Differences between young and old users when interacting with a humanoid robot: A qualitative usability study

Ronit Feingold-Polak, Avital Elishay, Yonat Shahar, Maayan Stein, Yael Edan, Shelly Levy-Tzedek

Research output: Contribution to journalArticlepeer-review

Abstract

With the aging of the population worldwide, humanoid robots are being used with an older population, e.g., stroke patients and people with dementia. There is a growing body of knowledge on how people interact with robots, but limited information on the difference between young and old adults in their preferences when interacting with humanoid robots and what factors influence these preferences.We developed a gamified robotic platform of a cognitive-motor task.We conducted two experiments with the following aims: To test how age, location of touch interaction (touching the robot's tablet or hand), and embodied presence of a humanoid robot affect the motivation of different age-group users to continue performing a cognitive-motor task. A total of 60 participants (30 old adults and 30 young adults) took part in two experiments with the humanoid Pepper robot (Softbank robotics). Both old and young adults reported they enjoyed the interaction with the robot as they found it engaging and fun, and preferred the embodied robot over the non-embodied computer screen. This study highlights that in order for the experience of the user to be positive a personalization of the interaction according to the age, the needs of the user, the characteristics, and the pace of the task is needed.

Original languageAmerican English
Pages (from-to)183-192
Number of pages10
JournalPaladyn
Volume9
Issue number1
DOIs
StatePublished - 1 Feb 2018

Keywords

  • aging
  • embodiment
  • gamification
  • human-robot interaction
  • old adults
  • presence
  • socially assistive robots
  • timing
  • young adults

All Science Journal Classification (ASJC) codes

  • Artificial Intelligence
  • Cognitive Neuroscience
  • Developmental Neuroscience
  • Human-Computer Interaction
  • Behavioral Neuroscience

Fingerprint
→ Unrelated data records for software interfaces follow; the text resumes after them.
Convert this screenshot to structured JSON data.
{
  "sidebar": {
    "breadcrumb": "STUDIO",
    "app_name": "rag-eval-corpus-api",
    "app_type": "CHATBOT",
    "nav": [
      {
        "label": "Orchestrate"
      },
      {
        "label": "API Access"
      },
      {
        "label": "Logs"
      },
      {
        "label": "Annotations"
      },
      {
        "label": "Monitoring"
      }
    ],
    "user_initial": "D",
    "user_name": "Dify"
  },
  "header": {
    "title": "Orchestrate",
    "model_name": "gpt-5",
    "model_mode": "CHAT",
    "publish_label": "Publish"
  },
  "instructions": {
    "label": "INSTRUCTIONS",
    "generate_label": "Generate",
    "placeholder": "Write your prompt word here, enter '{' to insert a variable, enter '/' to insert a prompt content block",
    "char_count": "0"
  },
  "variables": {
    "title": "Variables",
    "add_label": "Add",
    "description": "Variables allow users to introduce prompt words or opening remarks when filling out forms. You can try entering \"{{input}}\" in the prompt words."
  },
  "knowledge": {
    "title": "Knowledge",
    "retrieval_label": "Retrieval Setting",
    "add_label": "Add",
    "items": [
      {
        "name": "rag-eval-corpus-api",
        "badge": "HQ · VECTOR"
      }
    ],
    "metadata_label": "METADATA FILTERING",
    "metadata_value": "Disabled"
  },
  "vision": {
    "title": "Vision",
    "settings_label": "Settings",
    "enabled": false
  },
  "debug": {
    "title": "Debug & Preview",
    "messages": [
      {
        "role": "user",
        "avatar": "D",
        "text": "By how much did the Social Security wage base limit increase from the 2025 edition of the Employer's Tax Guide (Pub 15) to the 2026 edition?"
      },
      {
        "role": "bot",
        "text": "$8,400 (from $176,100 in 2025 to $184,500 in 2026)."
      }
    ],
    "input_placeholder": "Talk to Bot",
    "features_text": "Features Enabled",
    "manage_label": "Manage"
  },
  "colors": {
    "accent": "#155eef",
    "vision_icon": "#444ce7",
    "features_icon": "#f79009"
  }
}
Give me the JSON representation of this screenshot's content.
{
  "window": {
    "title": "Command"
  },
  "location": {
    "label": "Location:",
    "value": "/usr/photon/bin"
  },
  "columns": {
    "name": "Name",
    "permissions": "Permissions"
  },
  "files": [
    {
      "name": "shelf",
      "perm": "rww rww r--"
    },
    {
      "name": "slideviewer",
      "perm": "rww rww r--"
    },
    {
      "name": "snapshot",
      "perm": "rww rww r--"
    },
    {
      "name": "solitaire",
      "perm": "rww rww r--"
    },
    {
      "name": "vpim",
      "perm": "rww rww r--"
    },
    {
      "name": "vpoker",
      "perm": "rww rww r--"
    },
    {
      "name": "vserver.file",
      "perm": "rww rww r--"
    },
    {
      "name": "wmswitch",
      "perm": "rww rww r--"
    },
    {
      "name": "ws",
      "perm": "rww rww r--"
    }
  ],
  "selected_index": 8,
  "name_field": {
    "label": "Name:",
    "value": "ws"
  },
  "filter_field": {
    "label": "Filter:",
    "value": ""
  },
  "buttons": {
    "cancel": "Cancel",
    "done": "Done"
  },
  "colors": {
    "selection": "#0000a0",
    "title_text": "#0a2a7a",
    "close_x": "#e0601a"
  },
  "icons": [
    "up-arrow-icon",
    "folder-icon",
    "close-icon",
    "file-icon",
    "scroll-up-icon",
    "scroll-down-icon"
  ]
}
Dive into the research topics of 'Differences between young and old users when interacting with a humanoid robot: A qualitative usability study'. Together they form a unique fingerprint.

Cite this